Al-Yawar, whom IRIN met at one such event in the Iraqi capital, agrees that the committee he sits on isn’t doing nearly enough – but he says that’s because it has virtually no budget to put its plans in place.
The workshop was hosted by Sanad for Peacebuilding, an Iraqi non-governmental organisation bringing together leaders connected with Anbar – including al-Yawar, tribal sheikhs, and security officials. It was aimed at rethinking a covenant many tribes signed (but not all implemented) when IS first came to Iraq, putting in place strict barriers to return
The officials mulling how and when to bring families back home all say they know camp life was hard, and they often mention the harsh conditions displaced children are growing up in. But they are also concerned about what separating one group of Iraqis from society could mean for the future of the country.
“We are lying to our people and to ourselves; we say that we are securing Iraq [from IS and extremism] but in reality we are creating an extremist generation [by keeping families in camps],” says General Tariq Yousef al-Asl, deputy commander of the Anbar Hashd (Sunni tribal militias who have officially joined up with the majority-Shia Popular Mobilisation Forces).
“Not necessarily an Islamist extremist generation, but maybe [an] ideological or criminal [one],” he adds.
In the absence of major government initiatives, it’s often left to tribal leaders to conduct small-scale reconciliation in their communities.

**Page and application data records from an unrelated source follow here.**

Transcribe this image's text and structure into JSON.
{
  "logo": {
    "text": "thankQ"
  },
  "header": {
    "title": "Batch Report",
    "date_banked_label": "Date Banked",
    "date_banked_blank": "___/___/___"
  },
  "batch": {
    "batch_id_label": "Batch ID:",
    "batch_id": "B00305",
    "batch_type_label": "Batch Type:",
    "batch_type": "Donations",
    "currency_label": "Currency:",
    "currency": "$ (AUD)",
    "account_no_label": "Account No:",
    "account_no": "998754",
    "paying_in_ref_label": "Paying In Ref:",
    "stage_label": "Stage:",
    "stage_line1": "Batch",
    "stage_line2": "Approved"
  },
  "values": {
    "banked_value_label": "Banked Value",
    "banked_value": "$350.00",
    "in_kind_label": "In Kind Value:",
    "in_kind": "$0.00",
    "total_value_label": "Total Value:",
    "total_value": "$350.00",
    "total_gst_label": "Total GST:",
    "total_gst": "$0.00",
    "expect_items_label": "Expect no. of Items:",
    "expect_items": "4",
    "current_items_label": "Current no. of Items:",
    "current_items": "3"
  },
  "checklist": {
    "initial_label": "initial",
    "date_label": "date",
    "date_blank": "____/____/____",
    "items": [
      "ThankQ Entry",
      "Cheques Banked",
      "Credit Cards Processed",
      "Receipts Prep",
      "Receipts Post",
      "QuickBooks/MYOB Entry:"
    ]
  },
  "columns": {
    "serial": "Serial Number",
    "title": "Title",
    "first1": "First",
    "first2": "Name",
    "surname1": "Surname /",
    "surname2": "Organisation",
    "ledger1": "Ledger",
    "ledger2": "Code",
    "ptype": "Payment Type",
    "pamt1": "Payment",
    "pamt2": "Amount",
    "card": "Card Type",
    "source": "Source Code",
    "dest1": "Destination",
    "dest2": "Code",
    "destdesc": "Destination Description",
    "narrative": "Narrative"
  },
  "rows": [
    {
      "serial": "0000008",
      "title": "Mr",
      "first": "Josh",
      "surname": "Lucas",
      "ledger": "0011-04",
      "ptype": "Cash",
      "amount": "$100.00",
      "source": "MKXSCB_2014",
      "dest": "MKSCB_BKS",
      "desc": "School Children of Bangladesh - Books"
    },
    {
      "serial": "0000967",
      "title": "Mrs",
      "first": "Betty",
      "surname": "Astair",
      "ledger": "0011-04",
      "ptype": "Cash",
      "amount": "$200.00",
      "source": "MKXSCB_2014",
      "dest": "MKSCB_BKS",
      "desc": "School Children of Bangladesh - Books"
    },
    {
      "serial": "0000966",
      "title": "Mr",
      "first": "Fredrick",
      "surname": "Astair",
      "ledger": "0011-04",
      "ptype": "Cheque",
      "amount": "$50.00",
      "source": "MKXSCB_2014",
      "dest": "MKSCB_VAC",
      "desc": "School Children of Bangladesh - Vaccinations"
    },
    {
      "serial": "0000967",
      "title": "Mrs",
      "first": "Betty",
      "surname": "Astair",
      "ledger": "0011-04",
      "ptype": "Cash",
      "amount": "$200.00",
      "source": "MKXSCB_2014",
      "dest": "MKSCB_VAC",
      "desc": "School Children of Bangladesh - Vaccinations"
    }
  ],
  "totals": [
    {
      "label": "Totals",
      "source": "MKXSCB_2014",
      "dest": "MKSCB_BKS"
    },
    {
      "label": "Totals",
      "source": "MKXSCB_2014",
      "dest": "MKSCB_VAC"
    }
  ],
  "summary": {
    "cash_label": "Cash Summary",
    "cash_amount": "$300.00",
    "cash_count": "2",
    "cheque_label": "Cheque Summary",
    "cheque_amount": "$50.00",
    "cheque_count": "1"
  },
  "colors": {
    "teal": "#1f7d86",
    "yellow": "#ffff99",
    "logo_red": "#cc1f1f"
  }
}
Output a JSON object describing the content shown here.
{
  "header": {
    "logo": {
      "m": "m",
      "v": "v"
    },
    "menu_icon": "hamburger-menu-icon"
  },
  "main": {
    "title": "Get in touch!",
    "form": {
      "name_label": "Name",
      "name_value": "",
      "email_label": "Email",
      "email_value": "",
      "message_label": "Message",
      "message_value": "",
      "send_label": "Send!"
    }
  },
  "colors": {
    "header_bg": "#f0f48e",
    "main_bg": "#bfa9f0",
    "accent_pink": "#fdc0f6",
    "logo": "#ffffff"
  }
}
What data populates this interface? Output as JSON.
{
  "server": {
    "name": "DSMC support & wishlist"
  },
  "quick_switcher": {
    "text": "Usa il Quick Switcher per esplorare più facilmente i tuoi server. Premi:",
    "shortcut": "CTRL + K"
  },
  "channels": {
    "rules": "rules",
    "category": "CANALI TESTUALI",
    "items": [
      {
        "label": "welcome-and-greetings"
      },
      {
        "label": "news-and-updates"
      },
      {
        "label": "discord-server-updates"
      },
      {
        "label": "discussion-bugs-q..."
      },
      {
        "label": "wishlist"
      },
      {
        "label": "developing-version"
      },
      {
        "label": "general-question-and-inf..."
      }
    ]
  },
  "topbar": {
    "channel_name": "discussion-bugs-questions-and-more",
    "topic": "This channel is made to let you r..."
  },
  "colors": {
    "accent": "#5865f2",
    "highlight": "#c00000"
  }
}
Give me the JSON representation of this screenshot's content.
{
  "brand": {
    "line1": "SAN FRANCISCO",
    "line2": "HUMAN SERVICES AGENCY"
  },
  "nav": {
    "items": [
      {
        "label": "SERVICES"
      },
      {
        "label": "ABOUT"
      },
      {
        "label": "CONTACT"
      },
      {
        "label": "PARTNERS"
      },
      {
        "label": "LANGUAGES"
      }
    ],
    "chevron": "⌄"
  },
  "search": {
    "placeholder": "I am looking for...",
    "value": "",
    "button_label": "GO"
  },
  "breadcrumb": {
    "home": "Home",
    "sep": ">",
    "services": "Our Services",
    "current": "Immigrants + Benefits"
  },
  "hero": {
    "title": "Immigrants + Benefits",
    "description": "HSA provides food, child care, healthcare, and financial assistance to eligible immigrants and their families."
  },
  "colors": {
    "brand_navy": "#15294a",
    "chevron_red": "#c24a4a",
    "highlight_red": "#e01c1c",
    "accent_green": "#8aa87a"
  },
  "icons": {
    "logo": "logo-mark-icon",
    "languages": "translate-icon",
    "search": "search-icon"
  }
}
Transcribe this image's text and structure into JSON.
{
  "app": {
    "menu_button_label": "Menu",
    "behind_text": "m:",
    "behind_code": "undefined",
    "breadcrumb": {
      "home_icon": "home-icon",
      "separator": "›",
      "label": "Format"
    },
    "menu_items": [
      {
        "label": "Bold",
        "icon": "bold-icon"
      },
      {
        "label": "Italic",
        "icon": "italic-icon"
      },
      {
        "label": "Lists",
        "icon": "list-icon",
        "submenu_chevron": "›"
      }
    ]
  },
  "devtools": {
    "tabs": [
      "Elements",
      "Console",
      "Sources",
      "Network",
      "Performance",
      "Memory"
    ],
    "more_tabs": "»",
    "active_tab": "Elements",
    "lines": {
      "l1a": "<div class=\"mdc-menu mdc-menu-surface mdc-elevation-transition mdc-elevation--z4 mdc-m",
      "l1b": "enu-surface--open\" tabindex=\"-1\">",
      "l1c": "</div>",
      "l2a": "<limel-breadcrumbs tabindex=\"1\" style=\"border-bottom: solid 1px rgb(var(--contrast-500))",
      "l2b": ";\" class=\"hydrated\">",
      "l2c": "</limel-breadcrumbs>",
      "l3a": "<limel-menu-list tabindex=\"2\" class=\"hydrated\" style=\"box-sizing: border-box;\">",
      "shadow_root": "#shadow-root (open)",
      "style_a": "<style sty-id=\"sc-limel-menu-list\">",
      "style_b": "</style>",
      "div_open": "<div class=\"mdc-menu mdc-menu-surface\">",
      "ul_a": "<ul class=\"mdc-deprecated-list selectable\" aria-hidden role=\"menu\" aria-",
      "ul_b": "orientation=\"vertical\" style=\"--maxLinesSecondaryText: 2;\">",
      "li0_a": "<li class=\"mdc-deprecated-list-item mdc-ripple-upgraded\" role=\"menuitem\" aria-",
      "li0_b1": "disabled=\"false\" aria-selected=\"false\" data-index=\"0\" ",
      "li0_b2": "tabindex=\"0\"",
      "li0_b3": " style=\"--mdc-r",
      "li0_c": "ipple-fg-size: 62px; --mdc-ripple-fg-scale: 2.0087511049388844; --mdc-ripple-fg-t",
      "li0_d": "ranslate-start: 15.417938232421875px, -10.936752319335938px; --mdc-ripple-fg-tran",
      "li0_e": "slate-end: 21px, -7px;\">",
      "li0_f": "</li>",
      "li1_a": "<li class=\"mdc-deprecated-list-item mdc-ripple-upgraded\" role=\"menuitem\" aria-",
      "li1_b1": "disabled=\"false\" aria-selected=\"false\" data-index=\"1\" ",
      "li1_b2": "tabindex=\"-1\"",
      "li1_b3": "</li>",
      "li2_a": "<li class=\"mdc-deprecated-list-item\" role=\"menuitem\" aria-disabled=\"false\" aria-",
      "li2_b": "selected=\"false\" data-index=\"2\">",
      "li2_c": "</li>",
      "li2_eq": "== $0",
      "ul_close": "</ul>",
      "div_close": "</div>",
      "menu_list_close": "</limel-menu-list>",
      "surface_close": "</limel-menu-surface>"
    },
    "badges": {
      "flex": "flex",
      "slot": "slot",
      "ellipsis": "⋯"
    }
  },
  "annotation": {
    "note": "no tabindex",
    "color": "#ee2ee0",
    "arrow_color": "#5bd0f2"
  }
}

Sheikh Fawzi Abu Risha, one of the leaders of a powerful Anbar tribe, describes vouching to the security services for the parents of a dead IS fighter. This was after he had held many meetings with their neighbours to remind them that the couple had committed no crime.
He says the tribes interested in reconciliation (not all are ready yet) need more support from the state “to distinguish between who is clean and who is dirty”.
Abu Risha says he knows how difficult life is for the family members stuck in camps. But it’s been hard for him, too. Asked how he’s able to think about helping the relatives of men who killed his own family, the elderly sheikh tears up: “We just feel sympathy for the kids and women, this is the main reason. We will sustain the pain and suffering, just for the kids.”
It was The New Humanitarian’s investigation with the Thomson Reuters Foundation that uncovered sexual abuse by aid workers during the Ebola response in the Democratic Republic of Congo and led the World Health Organization to launch an independent review and reform its practices.
This demonstrates the important impact that our journalism can have.
But this won’t be the last case of aid worker sex abuse. This also won’t be the last time the aid sector has to ask itself difficult questions about why justice for victims of sexual abuse and exploitation has been sorely lacking.
We’re already working on our next investigation, but reporting like this takes months, sometimes years, and can’t be done alone.
The support of our readers and donors helps keep our journalism free and accessible for all. Donations mean we can keep holding power in the aid sector accountable, and shine a light on similar abuses.